- Six Sweetgreen Philadelphia locations will start accepting cash payments on July 1 after two-plus years of not doing so following a February ban on cashless stores by Philadelphia City Council. Additionally, the 94-unit chain will accept cash systemwide by the end of the year, according to Bloomberg.
- Co-founder and chief concept officer Nicolas Jammet said the company is evolving from where it was three years ago and is currently testing equipment and processes to make the necessary changes to accept cash.
- The company anticipates 5% of its customers will use cash.
Philadelphia City Council's ban on cashless stores became the first among U.S. cities, followed by New York City and San Francisco. If these moves prove anything, it's that the cashless trend — forged by concepts like Amazon Go, Sweetgreen, Chopt and Dig Inn — might be coming to an end.
When Sweetgreen initially made this move, co-CEO Jonathan Neman said its intentions were to provide more safety for its employees and more speed for its customers, many of whom are younger and digital natives who don't really use cash. A swift outcry ensued — and perhaps for good reason. According to the Federal Deposit Insurance Corporation, about 6% to 7% of Americans don't have a bank account.

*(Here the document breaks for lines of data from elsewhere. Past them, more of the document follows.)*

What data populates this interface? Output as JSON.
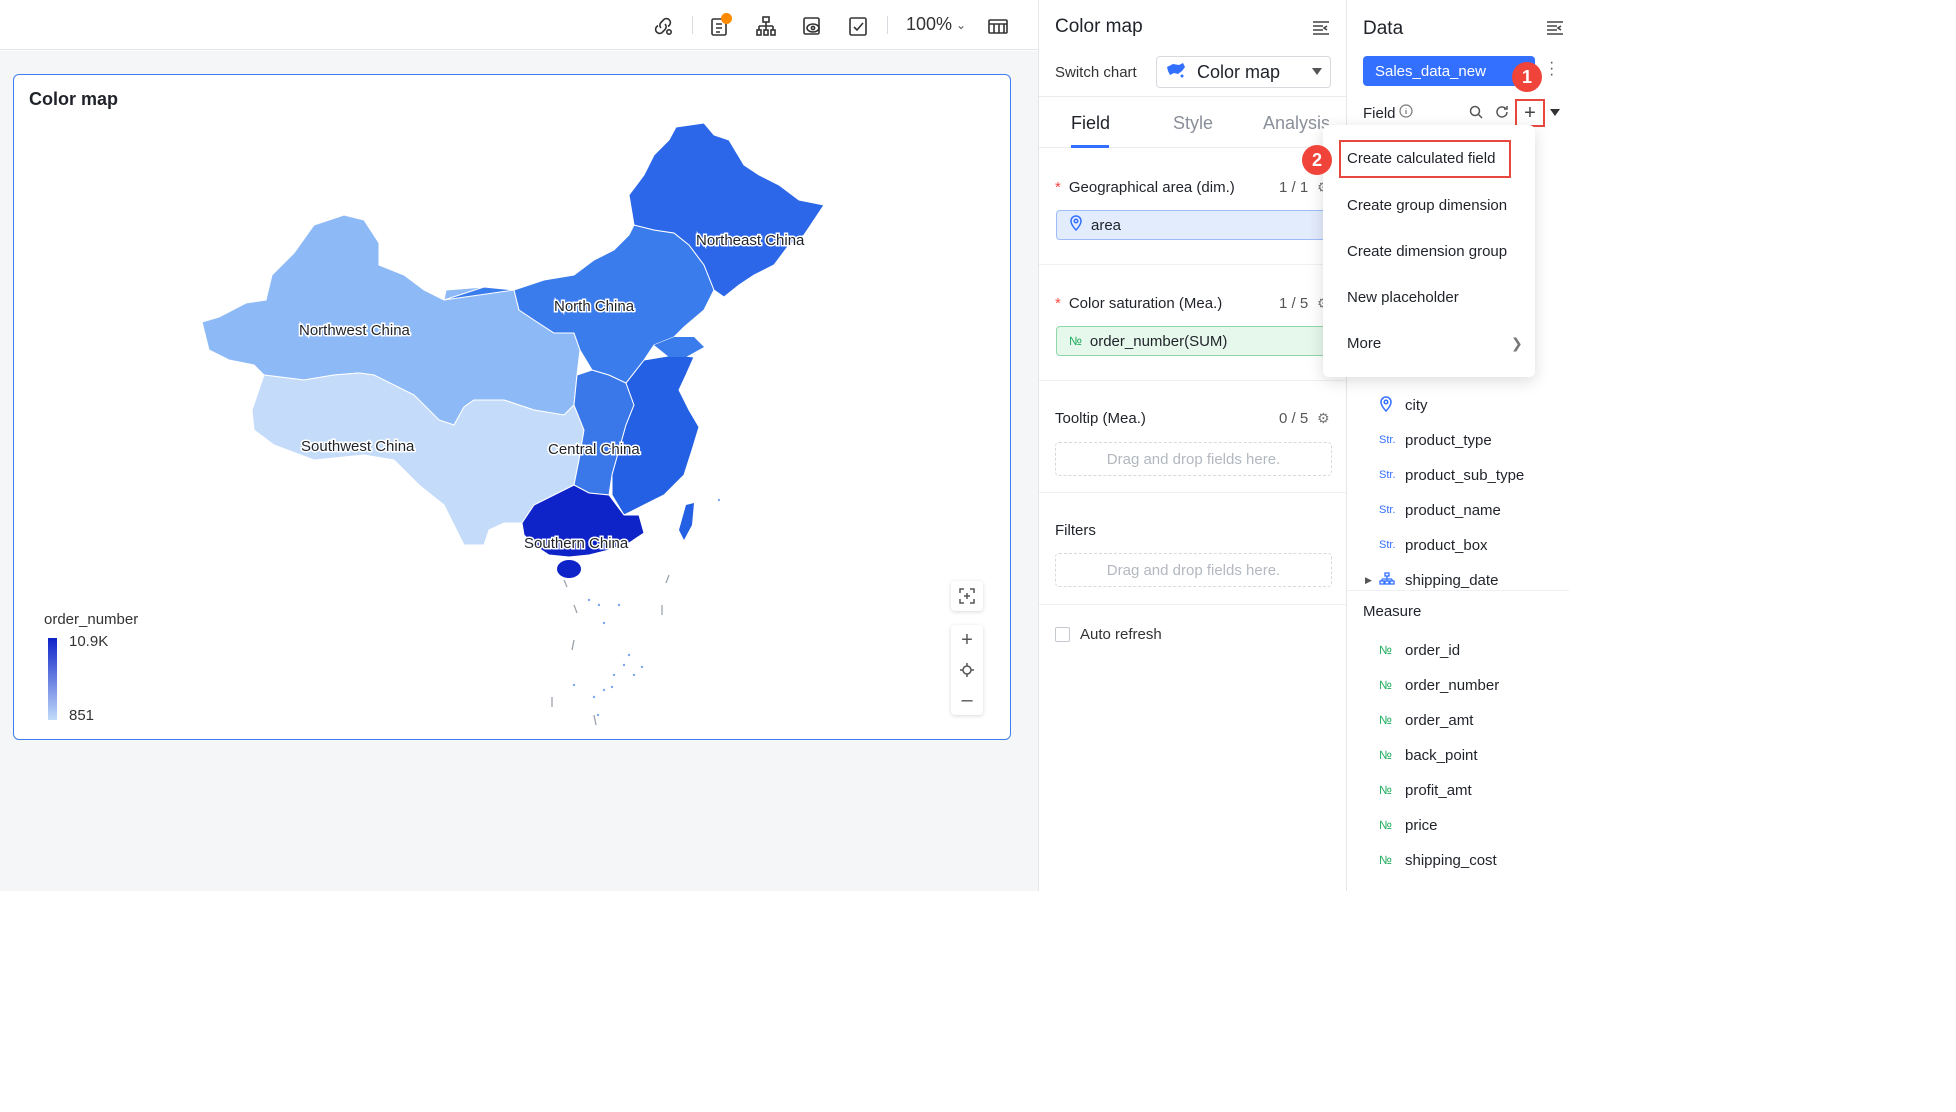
{
  "toolbar": {
    "zoom": "100%",
    "icons": [
      "link-settings-icon",
      "report-icon",
      "org-chart-icon",
      "preview-icon",
      "checklist-icon",
      "table-layout-icon"
    ],
    "notification_color": "#ff8a00"
  },
  "chart": {
    "title": "Color map",
    "regions": [
      {
        "name": "Northeast China"
      },
      {
        "name": "North China"
      },
      {
        "name": "Northwest China"
      },
      {
        "name": "Southwest China"
      },
      {
        "name": "Central China"
      },
      {
        "name": "Southern China"
      }
    ],
    "legend": {
      "title": "order_number",
      "max_label": "10.9K",
      "min_label": "851",
      "color_max": "#0e23c8",
      "color_min": "#c2dbfa"
    }
  },
  "config": {
    "title": "Color map",
    "switch_label": "Switch chart",
    "switch_value": "Color map",
    "tabs": [
      "Field",
      "Style",
      "Analysis"
    ],
    "active_tab": "Field",
    "geo": {
      "label": "Geographical area (dim.)",
      "count": "1 / 1",
      "value": "area"
    },
    "saturation": {
      "label": "Color saturation (Mea.)",
      "count": "1 / 5",
      "value": "order_number(SUM)"
    },
    "tooltip": {
      "label": "Tooltip (Mea.)",
      "count": "0 / 5",
      "placeholder": "Drag and drop fields here."
    },
    "filters": {
      "label": "Filters",
      "placeholder": "Drag and drop fields here."
    },
    "auto_refresh": "Auto refresh"
  },
  "data_panel": {
    "title": "Data",
    "dataset": "Sales_data_new",
    "field_label": "Field",
    "dimension_fields": [
      {
        "type": "geo",
        "name": "city"
      },
      {
        "type": "Str.",
        "name": "product_type"
      },
      {
        "type": "Str.",
        "name": "product_sub_type"
      },
      {
        "type": "Str.",
        "name": "product_name"
      },
      {
        "type": "Str.",
        "name": "product_box"
      },
      {
        "type": "hier",
        "name": "shipping_date"
      }
    ],
    "measure_header": "Measure",
    "measure_fields": [
      {
        "type": "№",
        "name": "order_id"
      },
      {
        "type": "№",
        "name": "order_number"
      },
      {
        "type": "№",
        "name": "order_amt"
      },
      {
        "type": "№",
        "name": "back_point"
      },
      {
        "type": "№",
        "name": "profit_amt"
      },
      {
        "type": "№",
        "name": "price"
      },
      {
        "type": "№",
        "name": "shipping_cost"
      }
    ]
  },
  "add_menu": {
    "items": [
      "Create calculated field",
      "Create group dimension",
      "Create dimension group",
      "New placeholder",
      "More"
    ]
  },
  "badges": {
    "step1": "1",
    "step2": "2"
  }
}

This number is significantly higher for underrepresented demographics. A recent survey by the Pew Research Center found that 34% of blacks, 17% of Hispanics, and 29% of people with salaries under $30,000 use cash for most, if not all, of their purchases. This is why Philadelphia councilman Bill Greenlee fought for that city's legislation, calling the idea of going cashless elitist.
There's no doubt the world is moving toward an increasingly cashless environment and fast. Six out of 10 transactions were cash a decade ago, a number that shrunk to three in 10 today. This ratio could shrink to one in 10 within a decade, according to Forbes. A number of factors are driving this trend, including technology advancements, lower costs, higher levels of security and increasingly tech-savvy consumers. The restaurant space should keep pace with this trajectory as major chains like Taco Bell and McDonald's move to adopt kiosks and promote their mobile apps with payment abilities.
But there are a number of reasons why many analysts believe cash isn't going away, at least not anytime soon. In addition to enabling payments for the people without bank accounts, cash is also the best remedy for identity theft and the most private method of payment. For concepts like Sweetgreen, it also comes down to payment choice. That alone should be enough for restaurants to reconsider any move toward going entirely cashless. With legislation like Philadelphia's starting to kick in, however, these concepts won't have to worry about making that decision anymore.